Riot Games uses the at-home–production model for the majority of its events, home-running camera/audio feeds to its studios in L.A. and producing the show out of a control room there (check out SVG’s coverage of the 2019 Mid-Season Invitational and 2018 World Championships for more on this workflow). This model was once again in effect in Detroit along with a small flypack setup deployed inside Little Caesars control room for the handful of production crew onsite.

“We are using our normal [at-home] model for production out of the our normal LCS home control room back in L.A.,” says Lloyd. “Most of the control-room crew is able to be in their usual positions that they are for week over week for the rest of our season. Since we’re using [Little Caesars Arena’s] main center-hung and their screens, we’re also using their screen switcher.”

All 10 players were covered by player-POV cams. (Photo: Colin Young-Wolff/Riot Games)

Riot also used seven of the arena’s Grass Valley LDX cameras for its handheld, jib, and Steadicam positions, as well as various robo and PTZ cameras. The stage also featured POV cameras fixed on each player from Riot.

“It’s about [equal] with what we normally have for cameras, so that worked out quite nicely,” says Lloyd. “We normally do shade cameras and control the robos from home, but, since we’re using so many of their cameras, we’re using their setup at the arena.”

Upping the Entertainment Ante: PixMob Bracelets and Embracing Motown
Riot also distributed PixMob Wristband X2 LED bracelets, which were activated by infrared signals sent from PixMob transmitters. From a lighting console, the PixMob team programed the effects just like any other lighting fixture – sending the commands by DMX to transmitters that then passed on commands to the wristbands.

Detroit-based Jax Anderson performed during the LCS Summer Finals Opening Ceremony. (Photo: Colin Young-Wolff/Riot Games)

“The PixMob bracelets are timed up with a lot of the callouts: when there are really big in-game moments, they’re going to reverberate throughout the arena bowl,” said Murphy. “It’s something that we haven’t seen before, as far as how well we can tie in the virtual world with our in-house experience.”

Riot Games is known for rolling out show-stopping elements in its Opening Ceremonies and fan festivals at LoL events, and it did not disappoint in Detroit. Much of Riot’s efforts were focused on customizing these elements for the Detroit community, including a live performance by Detroit-based alt-pop artist Jax Anderson during the Opening Ceremony.

“A lot of the work we’ve been doing locally here is to make the show feel customized to Detroit to make sure that we’re working with our partners on the ground here to develop activations, graphics, and programming that feels authentic and bespoke to the city that’s hosting us,” said Murphy. “We took some inspiration from the RiverWalk and a lot of the street art down there and factored that into our graphics package.”

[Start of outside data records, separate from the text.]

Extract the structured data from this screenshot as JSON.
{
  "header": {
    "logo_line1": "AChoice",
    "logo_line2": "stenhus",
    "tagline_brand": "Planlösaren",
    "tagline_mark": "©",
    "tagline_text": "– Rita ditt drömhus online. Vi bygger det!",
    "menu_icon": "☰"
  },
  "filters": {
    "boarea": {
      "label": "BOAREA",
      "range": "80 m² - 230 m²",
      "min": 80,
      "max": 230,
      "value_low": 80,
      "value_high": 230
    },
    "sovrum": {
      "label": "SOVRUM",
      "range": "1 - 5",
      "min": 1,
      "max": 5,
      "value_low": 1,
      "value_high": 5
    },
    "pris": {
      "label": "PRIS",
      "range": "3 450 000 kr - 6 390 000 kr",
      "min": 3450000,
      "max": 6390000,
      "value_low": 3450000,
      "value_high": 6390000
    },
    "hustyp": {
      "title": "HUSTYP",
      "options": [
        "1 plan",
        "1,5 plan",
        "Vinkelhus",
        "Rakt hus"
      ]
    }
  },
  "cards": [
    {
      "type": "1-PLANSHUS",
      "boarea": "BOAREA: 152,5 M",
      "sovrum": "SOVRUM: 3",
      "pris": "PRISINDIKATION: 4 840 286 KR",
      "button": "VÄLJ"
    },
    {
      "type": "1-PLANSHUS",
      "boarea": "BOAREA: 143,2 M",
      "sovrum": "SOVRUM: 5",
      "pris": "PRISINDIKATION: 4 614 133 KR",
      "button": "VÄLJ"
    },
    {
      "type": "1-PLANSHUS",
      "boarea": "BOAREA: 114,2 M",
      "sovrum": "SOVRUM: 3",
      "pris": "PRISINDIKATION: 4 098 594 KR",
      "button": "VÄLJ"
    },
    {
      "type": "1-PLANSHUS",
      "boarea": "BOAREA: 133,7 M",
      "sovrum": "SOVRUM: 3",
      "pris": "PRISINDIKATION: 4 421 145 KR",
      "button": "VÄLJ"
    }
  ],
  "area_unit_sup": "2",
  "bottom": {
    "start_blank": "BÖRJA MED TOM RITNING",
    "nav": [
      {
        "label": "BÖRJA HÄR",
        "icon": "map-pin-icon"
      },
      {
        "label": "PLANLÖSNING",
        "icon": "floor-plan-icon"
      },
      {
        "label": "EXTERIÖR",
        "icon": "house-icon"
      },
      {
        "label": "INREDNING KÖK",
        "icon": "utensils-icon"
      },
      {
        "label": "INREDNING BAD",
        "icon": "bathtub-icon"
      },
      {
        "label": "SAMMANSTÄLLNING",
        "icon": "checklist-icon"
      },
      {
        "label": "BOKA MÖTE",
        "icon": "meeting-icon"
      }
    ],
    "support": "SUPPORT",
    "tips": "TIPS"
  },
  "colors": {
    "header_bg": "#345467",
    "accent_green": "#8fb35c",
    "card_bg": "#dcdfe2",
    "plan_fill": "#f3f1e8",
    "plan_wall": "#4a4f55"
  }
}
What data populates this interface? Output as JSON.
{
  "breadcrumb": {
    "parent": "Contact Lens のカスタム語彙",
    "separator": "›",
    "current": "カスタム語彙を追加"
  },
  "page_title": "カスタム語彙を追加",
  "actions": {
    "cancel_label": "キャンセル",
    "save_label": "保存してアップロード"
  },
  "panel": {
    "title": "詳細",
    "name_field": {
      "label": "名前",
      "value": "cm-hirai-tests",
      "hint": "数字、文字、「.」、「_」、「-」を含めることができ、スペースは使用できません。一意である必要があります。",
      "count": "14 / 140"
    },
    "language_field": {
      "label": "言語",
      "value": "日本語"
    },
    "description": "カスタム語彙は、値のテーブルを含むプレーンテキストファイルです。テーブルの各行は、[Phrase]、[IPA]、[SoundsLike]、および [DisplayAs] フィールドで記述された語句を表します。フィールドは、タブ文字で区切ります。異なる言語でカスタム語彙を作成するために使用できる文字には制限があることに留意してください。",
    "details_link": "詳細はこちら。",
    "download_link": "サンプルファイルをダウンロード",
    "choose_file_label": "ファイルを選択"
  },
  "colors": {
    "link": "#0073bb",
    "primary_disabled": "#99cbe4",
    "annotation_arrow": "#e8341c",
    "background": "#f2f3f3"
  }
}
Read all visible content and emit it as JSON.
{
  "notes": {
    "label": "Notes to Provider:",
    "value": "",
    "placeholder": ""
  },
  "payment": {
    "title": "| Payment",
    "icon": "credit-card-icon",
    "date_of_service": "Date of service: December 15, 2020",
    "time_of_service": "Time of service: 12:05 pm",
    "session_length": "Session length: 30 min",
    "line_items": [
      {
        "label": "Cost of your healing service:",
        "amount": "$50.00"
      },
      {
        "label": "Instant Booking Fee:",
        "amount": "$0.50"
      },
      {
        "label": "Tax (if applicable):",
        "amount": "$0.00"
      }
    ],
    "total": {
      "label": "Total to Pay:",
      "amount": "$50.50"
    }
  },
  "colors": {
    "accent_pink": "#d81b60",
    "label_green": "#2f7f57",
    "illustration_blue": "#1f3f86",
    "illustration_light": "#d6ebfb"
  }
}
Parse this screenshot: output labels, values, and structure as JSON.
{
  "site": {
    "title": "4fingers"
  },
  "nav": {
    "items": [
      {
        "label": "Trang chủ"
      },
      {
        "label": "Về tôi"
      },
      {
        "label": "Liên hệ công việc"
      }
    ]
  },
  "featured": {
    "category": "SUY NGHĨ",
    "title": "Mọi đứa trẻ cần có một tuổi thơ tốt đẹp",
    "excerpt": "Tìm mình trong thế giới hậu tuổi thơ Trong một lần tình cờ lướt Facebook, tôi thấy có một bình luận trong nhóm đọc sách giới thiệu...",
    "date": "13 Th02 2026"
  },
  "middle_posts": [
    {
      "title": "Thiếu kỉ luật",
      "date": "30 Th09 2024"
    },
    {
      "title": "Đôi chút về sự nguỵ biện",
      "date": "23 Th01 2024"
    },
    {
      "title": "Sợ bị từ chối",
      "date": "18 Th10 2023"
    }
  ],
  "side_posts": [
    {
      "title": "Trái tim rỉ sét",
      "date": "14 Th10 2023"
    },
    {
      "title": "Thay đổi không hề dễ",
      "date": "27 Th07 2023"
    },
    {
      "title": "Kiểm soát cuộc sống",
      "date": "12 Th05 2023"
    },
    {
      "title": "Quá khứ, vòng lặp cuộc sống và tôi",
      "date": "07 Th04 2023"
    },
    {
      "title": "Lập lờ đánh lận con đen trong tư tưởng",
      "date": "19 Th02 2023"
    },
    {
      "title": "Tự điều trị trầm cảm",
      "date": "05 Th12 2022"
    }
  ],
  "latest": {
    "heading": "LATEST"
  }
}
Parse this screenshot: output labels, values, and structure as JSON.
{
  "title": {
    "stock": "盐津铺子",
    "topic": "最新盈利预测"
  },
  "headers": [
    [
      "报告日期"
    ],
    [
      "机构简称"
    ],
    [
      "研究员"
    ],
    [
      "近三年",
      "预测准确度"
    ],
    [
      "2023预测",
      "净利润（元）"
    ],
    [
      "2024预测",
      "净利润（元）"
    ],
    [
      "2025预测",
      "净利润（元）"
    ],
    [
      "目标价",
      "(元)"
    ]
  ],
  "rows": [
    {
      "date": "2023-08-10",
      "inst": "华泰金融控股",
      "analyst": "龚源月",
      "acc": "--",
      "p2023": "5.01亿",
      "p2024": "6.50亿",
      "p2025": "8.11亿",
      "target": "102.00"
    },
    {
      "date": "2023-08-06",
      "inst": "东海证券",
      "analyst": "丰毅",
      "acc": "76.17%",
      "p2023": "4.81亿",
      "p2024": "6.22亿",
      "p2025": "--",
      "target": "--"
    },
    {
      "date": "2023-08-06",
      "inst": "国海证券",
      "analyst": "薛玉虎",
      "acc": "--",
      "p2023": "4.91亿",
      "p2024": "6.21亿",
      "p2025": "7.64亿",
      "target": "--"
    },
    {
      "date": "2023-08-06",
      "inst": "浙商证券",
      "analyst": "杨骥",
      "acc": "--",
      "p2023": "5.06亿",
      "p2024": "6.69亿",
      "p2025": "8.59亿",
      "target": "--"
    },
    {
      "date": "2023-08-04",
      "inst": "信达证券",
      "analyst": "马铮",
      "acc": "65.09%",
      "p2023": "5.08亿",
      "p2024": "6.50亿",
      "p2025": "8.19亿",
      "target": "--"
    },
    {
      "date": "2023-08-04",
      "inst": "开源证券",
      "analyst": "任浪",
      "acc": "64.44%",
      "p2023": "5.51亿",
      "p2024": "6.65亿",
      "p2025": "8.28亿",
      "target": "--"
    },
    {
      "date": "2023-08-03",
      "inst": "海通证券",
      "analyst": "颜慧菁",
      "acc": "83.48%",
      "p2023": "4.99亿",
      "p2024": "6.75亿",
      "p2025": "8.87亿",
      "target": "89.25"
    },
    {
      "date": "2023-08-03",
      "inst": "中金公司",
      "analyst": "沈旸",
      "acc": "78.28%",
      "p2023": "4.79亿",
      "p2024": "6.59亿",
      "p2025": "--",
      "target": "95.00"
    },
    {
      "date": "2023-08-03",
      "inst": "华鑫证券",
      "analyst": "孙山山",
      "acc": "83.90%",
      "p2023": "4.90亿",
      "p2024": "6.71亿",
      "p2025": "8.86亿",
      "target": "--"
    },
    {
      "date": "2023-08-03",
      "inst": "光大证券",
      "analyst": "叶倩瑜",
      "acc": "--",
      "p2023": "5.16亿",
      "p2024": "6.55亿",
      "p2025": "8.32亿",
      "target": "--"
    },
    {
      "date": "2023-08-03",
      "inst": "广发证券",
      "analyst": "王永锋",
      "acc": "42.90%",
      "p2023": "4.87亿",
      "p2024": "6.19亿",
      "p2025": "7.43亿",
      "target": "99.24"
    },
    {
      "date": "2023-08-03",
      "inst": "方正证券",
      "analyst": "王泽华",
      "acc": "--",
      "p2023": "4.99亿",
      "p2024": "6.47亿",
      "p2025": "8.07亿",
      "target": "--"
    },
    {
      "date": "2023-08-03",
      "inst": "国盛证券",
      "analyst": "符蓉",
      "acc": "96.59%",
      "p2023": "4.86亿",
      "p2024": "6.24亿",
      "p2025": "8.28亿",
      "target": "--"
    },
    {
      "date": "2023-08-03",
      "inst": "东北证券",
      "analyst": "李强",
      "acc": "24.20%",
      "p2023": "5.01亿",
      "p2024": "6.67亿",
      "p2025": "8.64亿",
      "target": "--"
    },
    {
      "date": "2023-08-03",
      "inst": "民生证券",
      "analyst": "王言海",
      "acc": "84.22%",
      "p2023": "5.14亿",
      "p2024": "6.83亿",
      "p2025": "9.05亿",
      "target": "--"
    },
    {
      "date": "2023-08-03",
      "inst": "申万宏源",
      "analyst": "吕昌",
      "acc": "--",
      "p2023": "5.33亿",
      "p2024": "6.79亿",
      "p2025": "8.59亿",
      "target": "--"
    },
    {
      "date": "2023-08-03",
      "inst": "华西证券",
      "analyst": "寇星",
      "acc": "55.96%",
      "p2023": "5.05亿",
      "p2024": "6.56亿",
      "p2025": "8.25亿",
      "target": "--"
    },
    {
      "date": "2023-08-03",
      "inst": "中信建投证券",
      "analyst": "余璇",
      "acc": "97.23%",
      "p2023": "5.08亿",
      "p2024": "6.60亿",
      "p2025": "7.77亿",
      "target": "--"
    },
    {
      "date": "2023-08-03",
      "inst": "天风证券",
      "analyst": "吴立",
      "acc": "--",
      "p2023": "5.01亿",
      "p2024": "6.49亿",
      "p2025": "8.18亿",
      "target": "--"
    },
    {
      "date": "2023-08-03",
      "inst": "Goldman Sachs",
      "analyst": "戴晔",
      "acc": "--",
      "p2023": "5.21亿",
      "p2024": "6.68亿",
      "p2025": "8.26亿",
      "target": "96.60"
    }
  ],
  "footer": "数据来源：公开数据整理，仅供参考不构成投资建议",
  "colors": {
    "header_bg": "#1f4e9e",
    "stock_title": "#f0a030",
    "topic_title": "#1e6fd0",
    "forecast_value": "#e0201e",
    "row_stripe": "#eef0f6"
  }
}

Correction: A previous version of this story indicated the PixMob LED bracelets use RFID chips. These bracelets actually are activated by infrared signals sent from PixMob transmitters and do not use RFID chips.